Skip to Main Content
A diagnostic tool for bridging faults combining three different data sources is presented. The first data source is a set of DeltaIDDQ measurements used to identify the most probable fault type. The second source is a list of parasitic capacitances extracted from layout and used to create a list of realistic potential bridging fault sites. The third source is logical faults detected at the primary outputs (including scan flip flops), used to limit the number of suspected gates. The combination of these data significantly reduces the number of potential fault sites to consider in the diagnosis process. Simulation results confirm that the number of potential bridging fault sites is reduced from O(N2) to less than O(N), where N is the number of nodes in the circuit. The tool therefore converges quickly towards the solution while using less resources. A new technique is also introduced to estimate the additional delay caused by the diagnosed bridging fault based on the diagnostic results.

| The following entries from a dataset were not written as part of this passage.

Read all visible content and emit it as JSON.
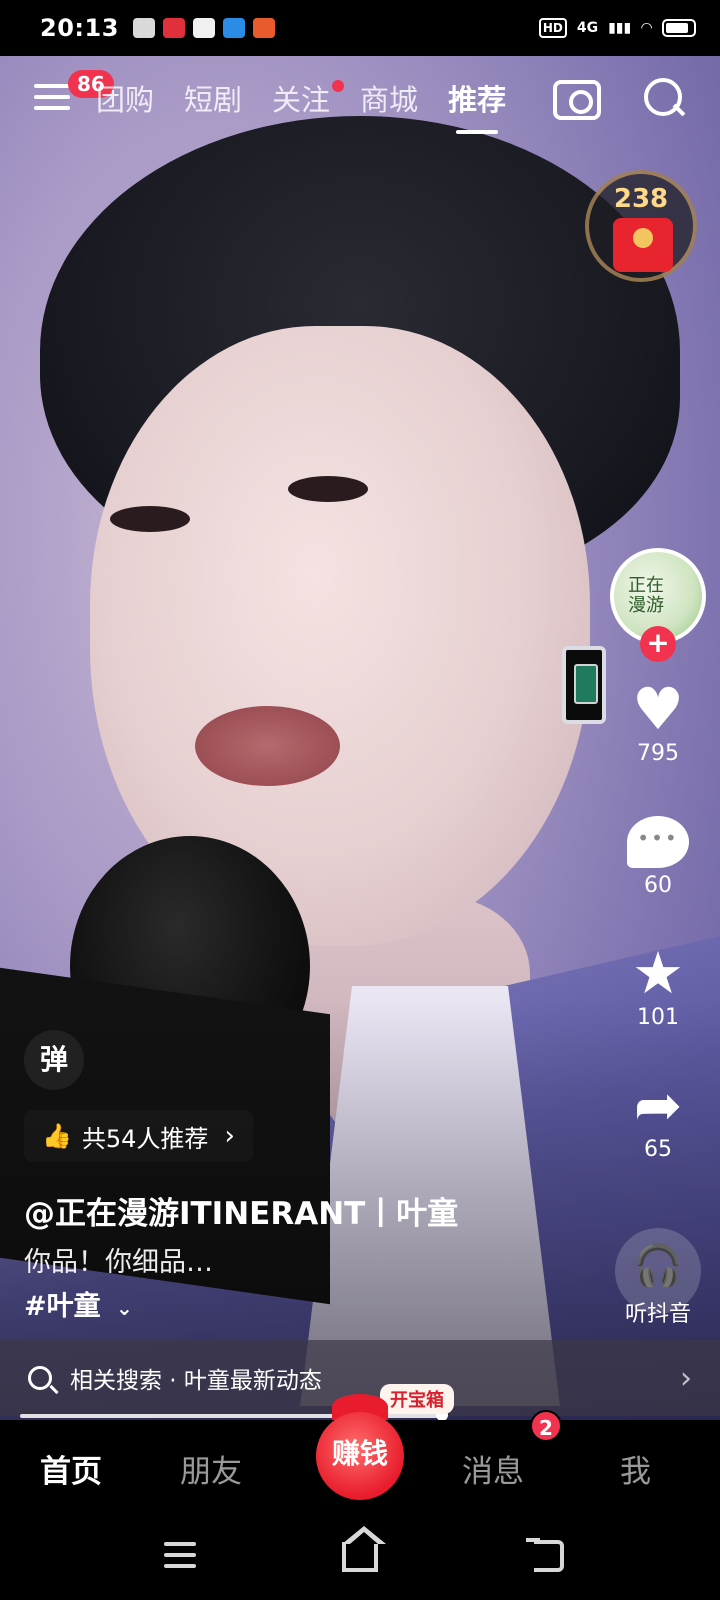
{
  "status_bar": {
    "time": "20:13",
    "hd": "HD",
    "network": "4G",
    "app_icons": [
      {
        "name": "notification-app-icon-1",
        "color": "#ffffff"
      },
      {
        "name": "notification-app-icon-2",
        "color": "#e0303b"
      },
      {
        "name": "notification-app-icon-3",
        "color": "#ffffff"
      },
      {
        "name": "notification-app-icon-4",
        "color": "#2b8ce6"
      },
      {
        "name": "notification-app-icon-5",
        "color": "#e85b2c"
      }
    ]
  },
  "top_nav": {
    "menu_badge": "86",
    "tabs": [
      {
        "label": "团购",
        "active": false,
        "dot": false
      },
      {
        "label": "短剧",
        "active": false,
        "dot": false
      },
      {
        "label": "关注",
        "active": false,
        "dot": true
      },
      {
        "label": "商城",
        "active": false,
        "dot": false
      },
      {
        "label": "推荐",
        "active": true,
        "dot": false
      }
    ],
    "camera_icon": "camera-icon",
    "search_icon": "search-icon"
  },
  "red_packet": {
    "count": "238",
    "icon": "red-envelope-icon"
  },
  "right_rail": {
    "avatar_text": "正在\n漫游",
    "follow_icon": "plus-icon",
    "like_count": "795",
    "comment_count": "60",
    "favorite_count": "101",
    "share_count": "65",
    "listen_label": "听抖音"
  },
  "video_info": {
    "danmu_label": "弹",
    "recommend_text": "共54人推荐",
    "author": "@正在漫游ITINERANT丨叶童",
    "caption": "你品！你细品…",
    "hashtag": "#叶童"
  },
  "related_search": {
    "label": "相关搜索 · 叶童最新动态"
  },
  "progress": {
    "fraction": 0.62,
    "treasure_label": "开宝箱"
  },
  "bottom_nav": {
    "home": "首页",
    "friends": "朋友",
    "earn": "赚钱",
    "messages": "消息",
    "messages_badge": "2",
    "me": "我"
  },
  "colors": {
    "accent_red": "#f2334f",
    "earn_red": "#e81c2c"
  }
}
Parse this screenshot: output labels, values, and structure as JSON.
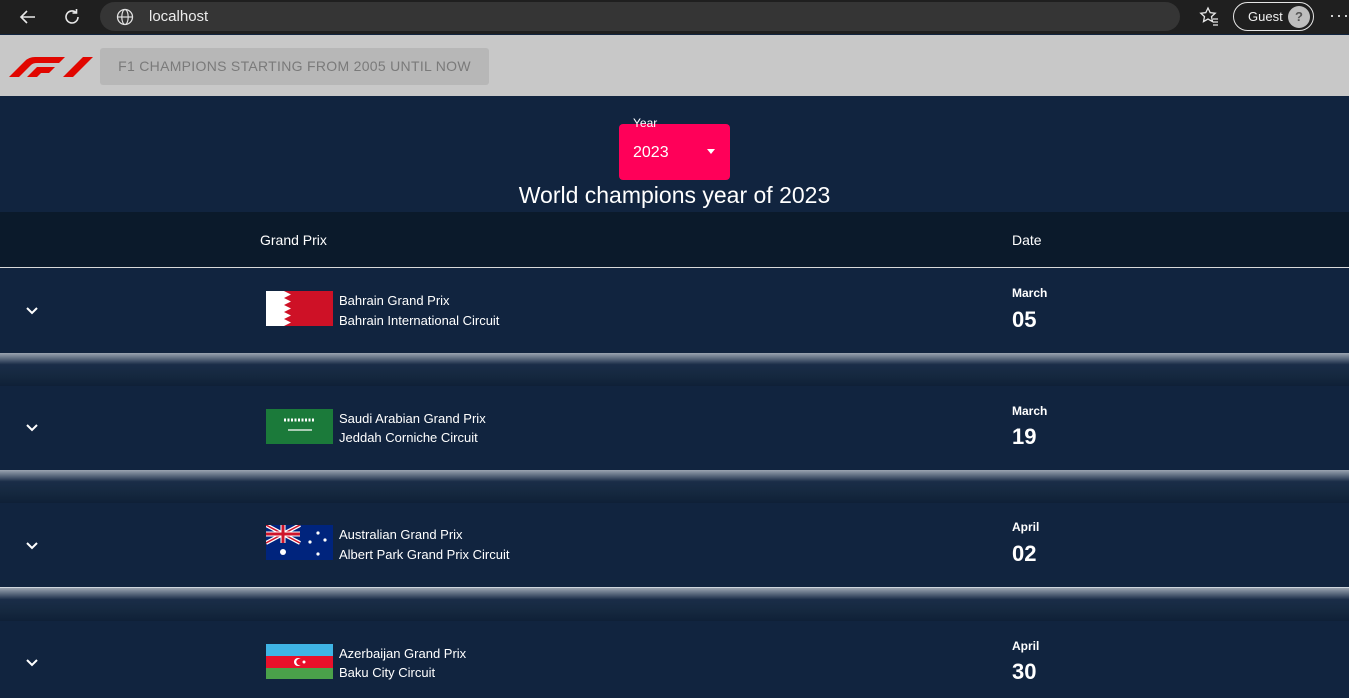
{
  "browser": {
    "url": "localhost",
    "guest_label": "Guest",
    "more_label": "···"
  },
  "header": {
    "button_label": "F1 CHAMPIONS STARTING FROM 2005 UNTIL NOW"
  },
  "year_select": {
    "label": "Year",
    "value": "2023"
  },
  "title": "World champions year of 2023",
  "table": {
    "col_grand_prix": "Grand Prix",
    "col_date": "Date",
    "races": [
      {
        "name": "Bahrain Grand Prix",
        "circuit": "Bahrain International Circuit",
        "month": "March",
        "day": "05",
        "flag": "bahrain-flag"
      },
      {
        "name": "Saudi Arabian Grand Prix",
        "circuit": "Jeddah Corniche Circuit",
        "month": "March",
        "day": "19",
        "flag": "saudi-arabia-flag"
      },
      {
        "name": "Australian Grand Prix",
        "circuit": "Albert Park Grand Prix Circuit",
        "month": "April",
        "day": "02",
        "flag": "australia-flag"
      },
      {
        "name": "Azerbaijan Grand Prix",
        "circuit": "Baku City Circuit",
        "month": "April",
        "day": "30",
        "flag": "azerbaijan-flag"
      }
    ]
  },
  "colors": {
    "accent": "#ff0059",
    "background": "#11243f",
    "header_bg": "#c8c8c8",
    "table_head_bg": "#0b1a2b"
  }
}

Performing this estimation allows us to confirm the previous diagnosis results.